From this morning’s top-of-the-hour national news about the passing of Roger Ailes, one thing has become awkwardly evident to me: The reporters at ABC Radio have no actual understanding of the proper usage of the word “former.”
All morning, they were identifying Ailes as the “former founder and chairman of Fox News,” which made me go pawing through my utility cabinet in search of duct tape – to prevent I.C.E. (imminent cranial explosion).
I’m guessing a few folks are scratching their respective heads and wondering, “What’s wrong with that?” Well, once you’ve been established as the founder of something, that particular designation can never be taken away – so Ailes could not possibly have been the news organization’s “former founder.”
How might this have been remedied?
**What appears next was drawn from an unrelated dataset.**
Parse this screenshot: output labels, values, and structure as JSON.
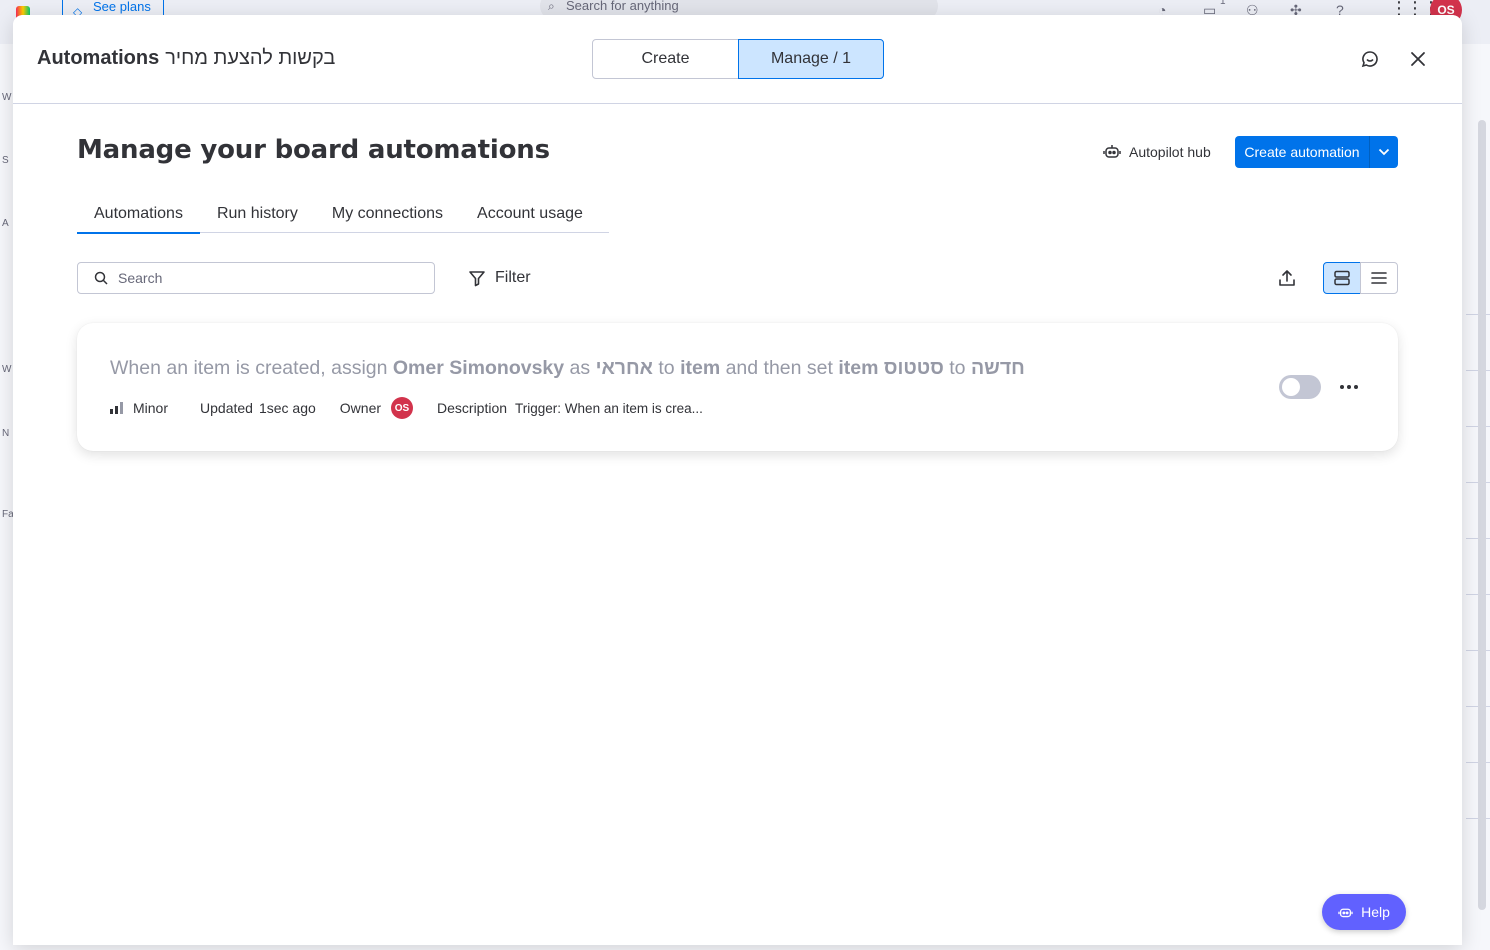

Well, for starters, ABC News could employ writers with a more-precise grasp of the English language. Beyond that, I’d recommend phrasing the sentence so the adjective “former” modified “chairman.” The correct way to identify Ailes (who resigned last year) would be “founder and former chairman of Fox News.” His designation as former chairman of Fox News had no bearing whatsoever on his status as its founder.
On a personal note, this obvious gaffe brought back memories from my nearly ten years as board secretary for the Connecticut Authors and Publishers Association. In emails, at monthly meetings and in what came to be known as the unofficial “Blue Minutes” from those meetings, we’d often refer to founder Brian Jud as CAPA’s “former founder” – with his full understanding that we were being intentionally goofy with that title.
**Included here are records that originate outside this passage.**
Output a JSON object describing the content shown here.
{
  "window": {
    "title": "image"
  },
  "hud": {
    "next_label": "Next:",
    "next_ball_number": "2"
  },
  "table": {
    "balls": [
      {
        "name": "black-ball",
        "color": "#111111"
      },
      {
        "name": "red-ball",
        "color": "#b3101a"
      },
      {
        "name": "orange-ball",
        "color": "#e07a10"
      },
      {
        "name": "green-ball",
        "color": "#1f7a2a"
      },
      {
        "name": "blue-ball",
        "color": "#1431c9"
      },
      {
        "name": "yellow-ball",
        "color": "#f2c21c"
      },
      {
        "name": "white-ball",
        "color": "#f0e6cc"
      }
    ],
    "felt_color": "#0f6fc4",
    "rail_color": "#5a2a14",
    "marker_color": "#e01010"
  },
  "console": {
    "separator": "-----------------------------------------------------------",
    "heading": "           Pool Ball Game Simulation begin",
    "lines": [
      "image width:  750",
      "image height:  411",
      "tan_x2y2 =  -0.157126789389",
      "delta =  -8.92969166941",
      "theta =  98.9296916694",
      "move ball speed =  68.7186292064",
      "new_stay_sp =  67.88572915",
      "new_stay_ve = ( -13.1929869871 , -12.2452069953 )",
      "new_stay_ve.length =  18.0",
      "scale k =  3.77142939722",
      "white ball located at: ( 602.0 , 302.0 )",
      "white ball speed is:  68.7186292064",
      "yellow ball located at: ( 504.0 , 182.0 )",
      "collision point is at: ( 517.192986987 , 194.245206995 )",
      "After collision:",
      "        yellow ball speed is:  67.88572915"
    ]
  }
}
However, to earnestly call someone the “former founder” of anything shows a basic lack of awareness. It’s akin to referring to someone as a “former graduate” of a college (and yes, I’ve heard that phrase so often my dentist is planning to fit me for a dental guard so I don’t grind my teeth into piles of enamel dust). Either you’re a graduate of an institution or you’re not – you can’t suddenly become no longer a graduate. There’s no need for an adjective. Still, if you must use one, consider “past.”
Think I’m making too much of this whole “former” issue? Go ahead and refer to a retired member of the U.S. Marine Corps as a “former Marine.” I will assume no responsibility whatsoever for your resulting injuries.